● WHAT TO PRODUCE
Each record is to be copied exactly, with its pictures left behind.

● STUDY MATERIAL
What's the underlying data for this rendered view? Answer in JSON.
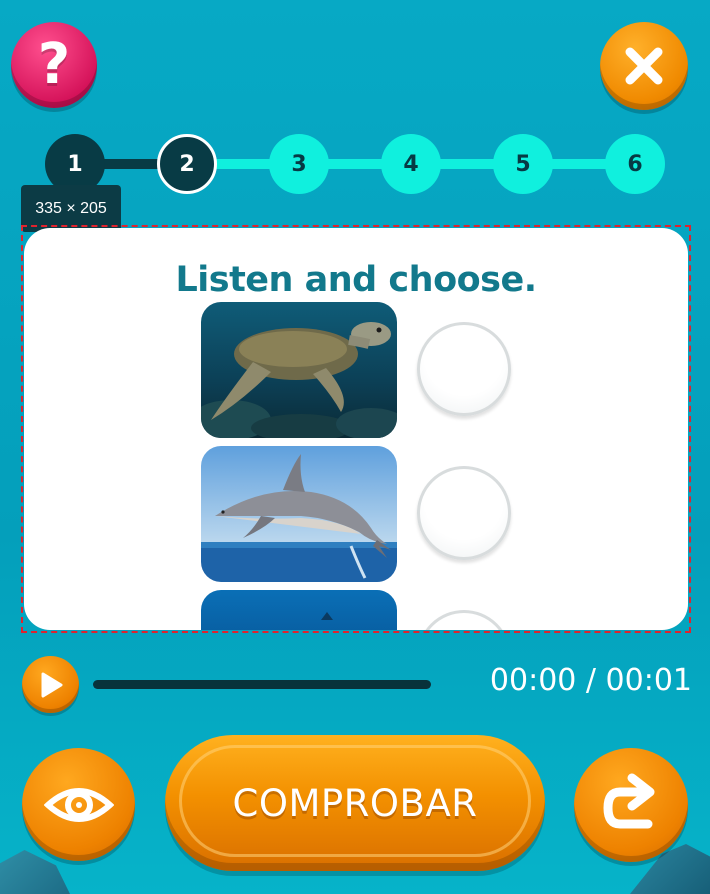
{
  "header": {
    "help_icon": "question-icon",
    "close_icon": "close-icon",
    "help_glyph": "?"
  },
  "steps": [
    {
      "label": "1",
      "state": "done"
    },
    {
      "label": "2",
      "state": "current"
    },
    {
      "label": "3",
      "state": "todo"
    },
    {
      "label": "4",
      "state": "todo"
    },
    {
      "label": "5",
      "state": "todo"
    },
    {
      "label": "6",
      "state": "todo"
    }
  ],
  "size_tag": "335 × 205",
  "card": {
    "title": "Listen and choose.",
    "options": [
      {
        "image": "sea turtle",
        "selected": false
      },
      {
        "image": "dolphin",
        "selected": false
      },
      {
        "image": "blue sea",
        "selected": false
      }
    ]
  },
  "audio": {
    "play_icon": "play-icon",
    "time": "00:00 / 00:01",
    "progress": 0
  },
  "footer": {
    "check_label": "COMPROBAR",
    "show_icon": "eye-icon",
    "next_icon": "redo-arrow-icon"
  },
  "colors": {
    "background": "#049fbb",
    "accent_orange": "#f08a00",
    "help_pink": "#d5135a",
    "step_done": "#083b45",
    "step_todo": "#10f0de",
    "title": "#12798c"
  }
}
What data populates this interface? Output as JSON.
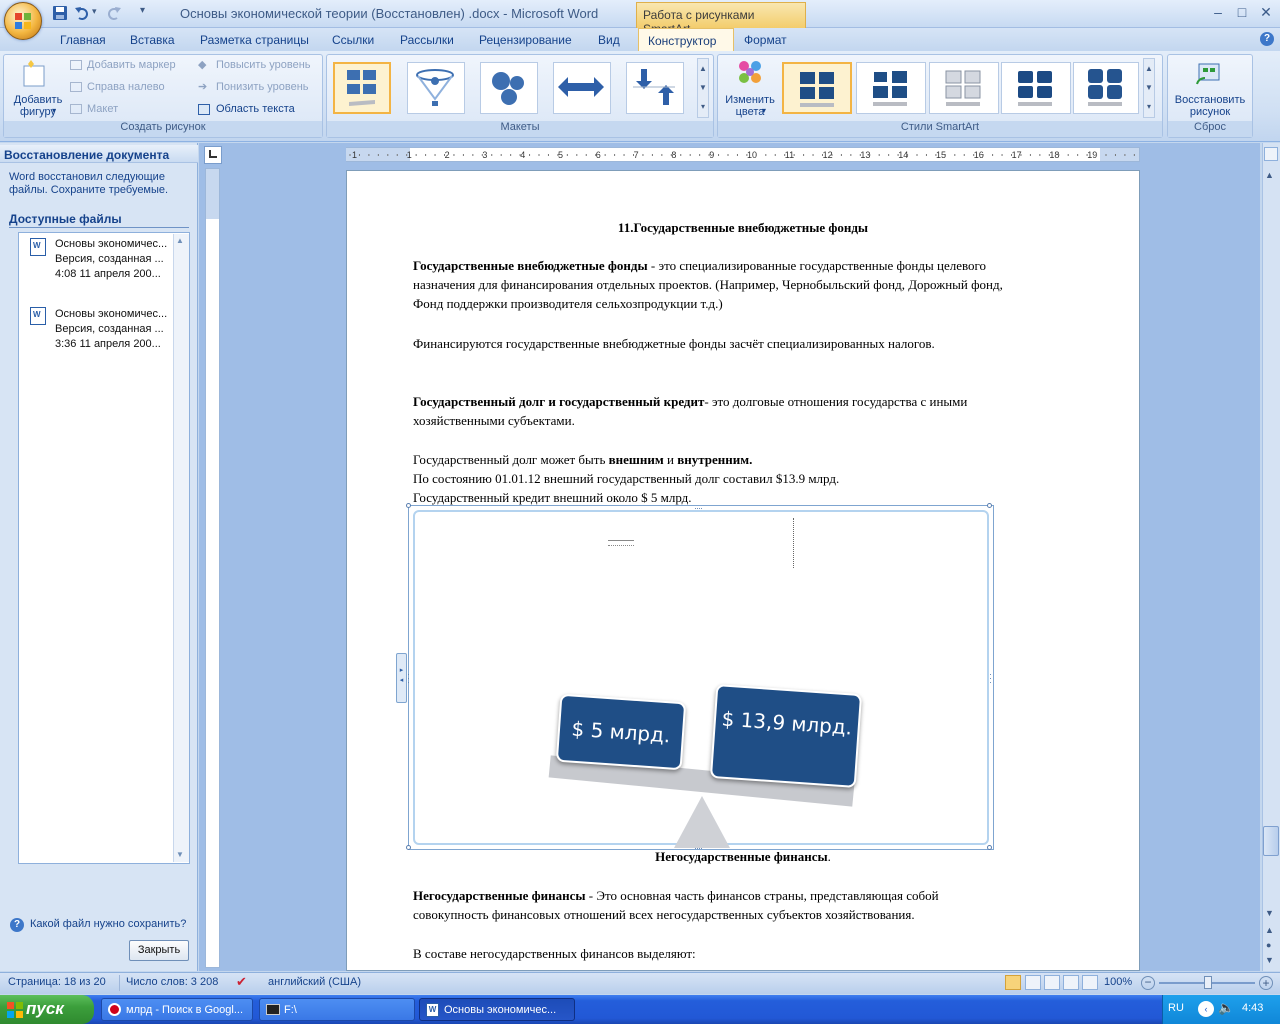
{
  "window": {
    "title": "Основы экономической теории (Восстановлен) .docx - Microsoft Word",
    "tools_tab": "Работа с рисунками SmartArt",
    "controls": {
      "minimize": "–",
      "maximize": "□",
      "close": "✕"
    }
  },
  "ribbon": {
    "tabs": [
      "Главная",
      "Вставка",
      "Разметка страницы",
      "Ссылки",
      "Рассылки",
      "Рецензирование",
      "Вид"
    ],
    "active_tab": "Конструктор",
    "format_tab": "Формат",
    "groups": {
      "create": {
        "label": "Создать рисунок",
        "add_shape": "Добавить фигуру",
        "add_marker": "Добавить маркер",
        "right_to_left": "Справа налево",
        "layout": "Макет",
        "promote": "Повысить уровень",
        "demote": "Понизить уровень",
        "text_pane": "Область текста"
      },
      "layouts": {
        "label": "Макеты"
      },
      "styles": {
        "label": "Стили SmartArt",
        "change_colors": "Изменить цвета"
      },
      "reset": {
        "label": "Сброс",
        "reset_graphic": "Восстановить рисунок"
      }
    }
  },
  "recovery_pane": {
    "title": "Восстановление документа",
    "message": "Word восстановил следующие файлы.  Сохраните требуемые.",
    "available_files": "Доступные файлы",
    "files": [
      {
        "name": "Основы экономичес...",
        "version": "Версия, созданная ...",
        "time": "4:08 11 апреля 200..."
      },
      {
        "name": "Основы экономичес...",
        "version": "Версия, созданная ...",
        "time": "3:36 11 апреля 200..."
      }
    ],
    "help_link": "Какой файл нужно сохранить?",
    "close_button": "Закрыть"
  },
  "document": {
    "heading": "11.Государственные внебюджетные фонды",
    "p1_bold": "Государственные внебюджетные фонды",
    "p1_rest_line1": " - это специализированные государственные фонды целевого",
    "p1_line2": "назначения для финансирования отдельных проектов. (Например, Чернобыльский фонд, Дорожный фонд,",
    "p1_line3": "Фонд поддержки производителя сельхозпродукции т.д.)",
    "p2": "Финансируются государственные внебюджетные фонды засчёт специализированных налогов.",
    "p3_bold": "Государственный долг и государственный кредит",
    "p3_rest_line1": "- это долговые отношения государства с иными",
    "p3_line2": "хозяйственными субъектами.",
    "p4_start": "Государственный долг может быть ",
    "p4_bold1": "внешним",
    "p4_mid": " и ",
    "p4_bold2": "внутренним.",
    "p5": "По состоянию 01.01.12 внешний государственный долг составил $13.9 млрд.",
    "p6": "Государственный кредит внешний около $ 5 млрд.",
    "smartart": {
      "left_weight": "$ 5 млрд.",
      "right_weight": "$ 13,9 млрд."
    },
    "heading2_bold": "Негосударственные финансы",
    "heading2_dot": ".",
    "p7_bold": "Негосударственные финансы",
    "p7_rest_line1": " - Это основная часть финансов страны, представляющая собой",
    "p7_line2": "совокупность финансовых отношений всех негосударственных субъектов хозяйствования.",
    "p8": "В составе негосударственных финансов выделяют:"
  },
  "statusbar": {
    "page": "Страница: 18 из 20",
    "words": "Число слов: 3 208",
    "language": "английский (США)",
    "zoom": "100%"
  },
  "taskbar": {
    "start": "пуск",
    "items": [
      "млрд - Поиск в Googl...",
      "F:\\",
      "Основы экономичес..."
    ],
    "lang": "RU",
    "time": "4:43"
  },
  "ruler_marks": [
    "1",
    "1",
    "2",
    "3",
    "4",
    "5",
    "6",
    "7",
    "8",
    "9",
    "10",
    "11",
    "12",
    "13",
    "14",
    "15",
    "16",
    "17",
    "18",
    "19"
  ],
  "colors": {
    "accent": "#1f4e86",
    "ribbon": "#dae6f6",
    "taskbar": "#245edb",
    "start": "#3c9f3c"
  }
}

● EXPECTED ANSWER
What's the underlying data for this rendered view? Answer in JSON.
{
  "header": {
    "help_icon": "question-icon",
    "close_icon": "close-icon",
    "help_glyph": "?"
  },
  "steps": [
    {
      "label": "1",
      "state": "done"
    },
    {
      "label": "2",
      "state": "current"
    },
    {
      "label": "3",
      "state": "todo"
    },
    {
      "label": "4",
      "state": "todo"
    },
    {
      "label": "5",
      "state": "todo"
    },
    {
      "label": "6",
      "state": "todo"
    }
  ],
  "size_tag": "335 × 205",
  "card": {
    "title": "Listen and choose.",
    "options": [
      {
        "image": "sea turtle",
        "selected": false
      },
      {
        "image": "dolphin",
        "selected": false
      },
      {
        "image": "blue sea",
        "selected": false
      }
    ]
  },
  "audio": {
    "play_icon": "play-icon",
    "time": "00:00 / 00:01",
    "progress": 0
  },
  "footer": {
    "check_label": "COMPROBAR",
    "show_icon": "eye-icon",
    "next_icon": "redo-arrow-icon"
  },
  "colors": {
    "background": "#049fbb",
    "accent_orange": "#f08a00",
    "help_pink": "#d5135a",
    "step_done": "#083b45",
    "step_todo": "#10f0de",
    "title": "#12798c"
  }
}
What data populates this interface? Output as JSON.
{
  "window": {
    "title": "Основы экономической теории (Восстановлен) .docx - Microsoft Word",
    "tools_tab": "Работа с рисунками SmartArt",
    "controls": {
      "minimize": "–",
      "maximize": "□",
      "close": "✕"
    }
  },
  "ribbon": {
    "tabs": [
      "Главная",
      "Вставка",
      "Разметка страницы",
      "Ссылки",
      "Рассылки",
      "Рецензирование",
      "Вид"
    ],
    "active_tab": "Конструктор",
    "format_tab": "Формат",
    "groups": {
      "create": {
        "label": "Создать рисунок",
        "add_shape": "Добавить фигуру",
        "add_marker": "Добавить маркер",
        "right_to_left": "Справа налево",
        "layout": "Макет",
        "promote": "Повысить уровень",
        "demote": "Понизить уровень",
        "text_pane": "Область текста"
      },
      "layouts": {
        "label": "Макеты"
      },
      "styles": {
        "label": "Стили SmartArt",
        "change_colors": "Изменить цвета"
      },
      "reset": {
        "label": "Сброс",
        "reset_graphic": "Восстановить рисунок"
      }
    }
  },
  "recovery_pane": {
    "title": "Восстановление документа",
    "message": "Word восстановил следующие файлы.  Сохраните требуемые.",
    "available_files": "Доступные файлы",
    "files": [
      {
        "name": "Основы экономичес...",
        "version": "Версия, созданная ...",
        "time": "4:08 11 апреля 200..."
      },
      {
        "name": "Основы экономичес...",
        "version": "Версия, созданная ...",
        "time": "3:36 11 апреля 200..."
      }
    ],
    "help_link": "Какой файл нужно сохранить?",
    "close_button": "Закрыть"
  },
  "document": {
    "heading": "11.Государственные внебюджетные фонды",
    "p1_bold": "Государственные внебюджетные фонды",
    "p1_rest_line1": " - это специализированные государственные фонды целевого",
    "p1_line2": "назначения для финансирования отдельных проектов. (Например, Чернобыльский фонд, Дорожный фонд,",
    "p1_line3": "Фонд поддержки производителя сельхозпродукции т.д.)",
    "p2": "Финансируются государственные внебюджетные фонды засчёт специализированных налогов.",
    "p3_bold": "Государственный долг и государственный кредит",
    "p3_rest_line1": "- это долговые отношения государства с иными",
    "p3_line2": "хозяйственными субъектами.",
    "p4_start": "Государственный долг может быть ",
    "p4_bold1": "внешним",
    "p4_mid": " и ",
    "p4_bold2": "внутренним.",
    "p5": "По состоянию 01.01.12 внешний государственный долг составил $13.9 млрд.",
    "p6": "Государственный кредит внешний около $ 5 млрд.",
    "smartart": {
      "left_weight": "$ 5 млрд.",
      "right_weight": "$ 13,9 млрд."
    },
    "heading2_bold": "Негосударственные финансы",
    "heading2_dot": ".",
    "p7_bold": "Негосударственные финансы",
    "p7_rest_line1": " - Это основная часть финансов страны, представляющая собой",
    "p7_line2": "совокупность финансовых отношений всех негосударственных субъектов хозяйствования.",
    "p8": "В составе негосударственных финансов выделяют:"
  },
  "statusbar": {
    "page": "Страница: 18 из 20",
    "words": "Число слов: 3 208",
    "language": "английский (США)",
    "zoom": "100%"
  },
  "taskbar": {
    "start": "пуск",
    "items": [
      "млрд - Поиск в Googl...",
      "F:\\",
      "Основы экономичес..."
    ],
    "lang": "RU",
    "time": "4:43"
  },
  "ruler_marks": [
    "1",
    "1",
    "2",
    "3",
    "4",
    "5",
    "6",
    "7",
    "8",
    "9",
    "10",
    "11",
    "12",
    "13",
    "14",
    "15",
    "16",
    "17",
    "18",
    "19"
  ],
  "colors": {
    "accent": "#1f4e86",
    "ribbon": "#dae6f6",
    "taskbar": "#245edb",
    "start": "#3c9f3c"
  }
}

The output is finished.